So it was that one of the greatest journalists of the age, I.F. Stone, had to create his own small publications to raise big questions about the health risks posed by cigarettes, the military-industrial complex, and McCarthyism. In 2008, the Nieman Foundation for Journalism at Harvard University announced plans to award an annual “I.F. Stone Medal for Journalistic Independence,” but in the 1950s and 1960s, when he was in his prime, Stone could not get his writing published in major American newspapers and was given no forum on broadcast television.
That’s because the journalists who got the jobs, and the journalism that was rewarded, bent over backward to avoid taking a side not just in the political debate between the two parties but also in the great debates of the era. This approach fostered the illusion of professional impartiality. But it also had the important business benefit of making journalism less expensive: just plant reporters near people in power and have them report.
There were major problems with this style of professional journalism, problems that surround us to this day, especially when it comes to the coverage of politics. It tended to make off-limits and unquestioned those areas that people in power agreed upon, and that not coincidentally tended to be near and dear to press owners.
Specifically, when it comes to covering politics, professional journalism has a strong inclination to simply publicize the positions of the leadership of the two parties and regard them invariably as the two legitimate poles of debate—with the rational center between them, the place journalists tend to see themselves and the best people inhabiting.

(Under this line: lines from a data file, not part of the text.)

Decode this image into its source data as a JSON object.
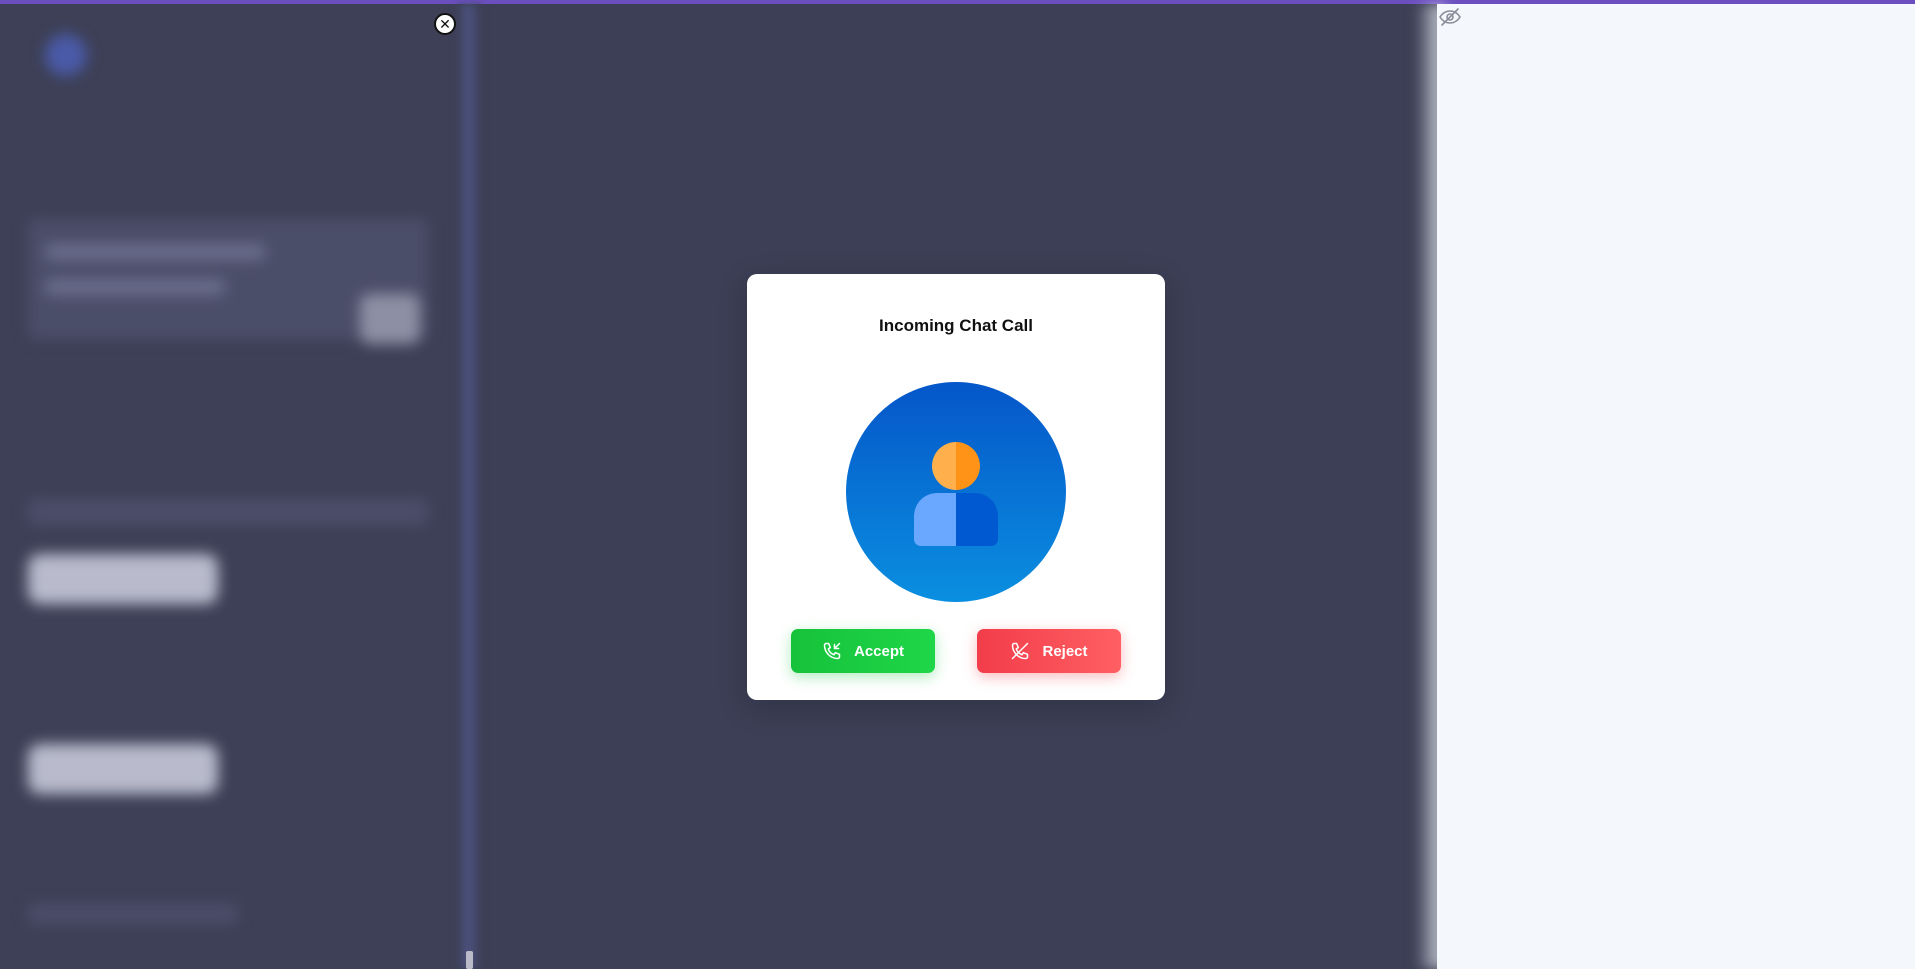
{
  "modal": {
    "title": "Incoming Chat Call",
    "accept_label": "Accept",
    "reject_label": "Reject"
  },
  "colors": {
    "accept": "#1fd648",
    "reject": "#f23d4a",
    "overlay": "#3c3f55",
    "accent_bar": "#6b4fbf",
    "avatar_blue": "#0a72d8",
    "avatar_orange": "#ff9a2e"
  },
  "icons": {
    "close": "close-icon",
    "hide": "eye-off-icon",
    "caller": "user-avatar-icon",
    "accept": "phone-incoming-icon",
    "reject": "phone-off-icon"
  }
}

To maintain neutrality, journalists are loath to call out one side for lying. They also do not want to antagonize their sources, upon whom they are dependent. Instead, journalists prefer to report that one side is calling the other side liars and leave it at that. We report; you decide. The problem is that the liars can dismiss the criticism as being driven by their opponents and ignore it, so this becomes a liar’s paradise.
This obsession of professional journalism to play it strictly down the middle between the two legitimate parties, to avoid at all costs the charge of favoritism—the “cult of balance” as Paul Krugman (New York Times, 7/29/11) termed it—compromises the rigor and integrity of where political analysis would go if it simply followed the evidence “without fear or favor.” Krugman defined the cult of balance as “the insistence on portraying both parties as equally wrong and equally at fault on any issue, never mind the facts.” “If one party declared that the earth was flat,” Krugman stated jokingly, “the headlines would read ‘Views Differ on Shape of Planet.’”
Ari Melber (PBS.org, 9/5/12) wrote, “For years, Americans’ political press has been stuck in a fact-free model of neutrality, often covering even the most obvious lies as ‘one side’ of a dispute.”
The grave damage of the cult of balance is that it allows dubious players to pollute the political culture and get away with it. After all, if the news media attack them, the media are accused of being partisan and unprofessional. And when the political culture moves sharply in one direction, journalism comfortably and uncritically goes along with it, sticking resolutely to the “center.” The center, more than anything in the United States, is determined by where Big Money is located.
This article is adapted from John Nichols and Robert W. McChesney’s Dollarocracy: How the Money and Media Election Complex Is Destroying America (Nation Books). Nichols is D.C. correspondent for The Nation magazine; McChesney is a professor of communication at the University of Illinois at Urbana-Champaign.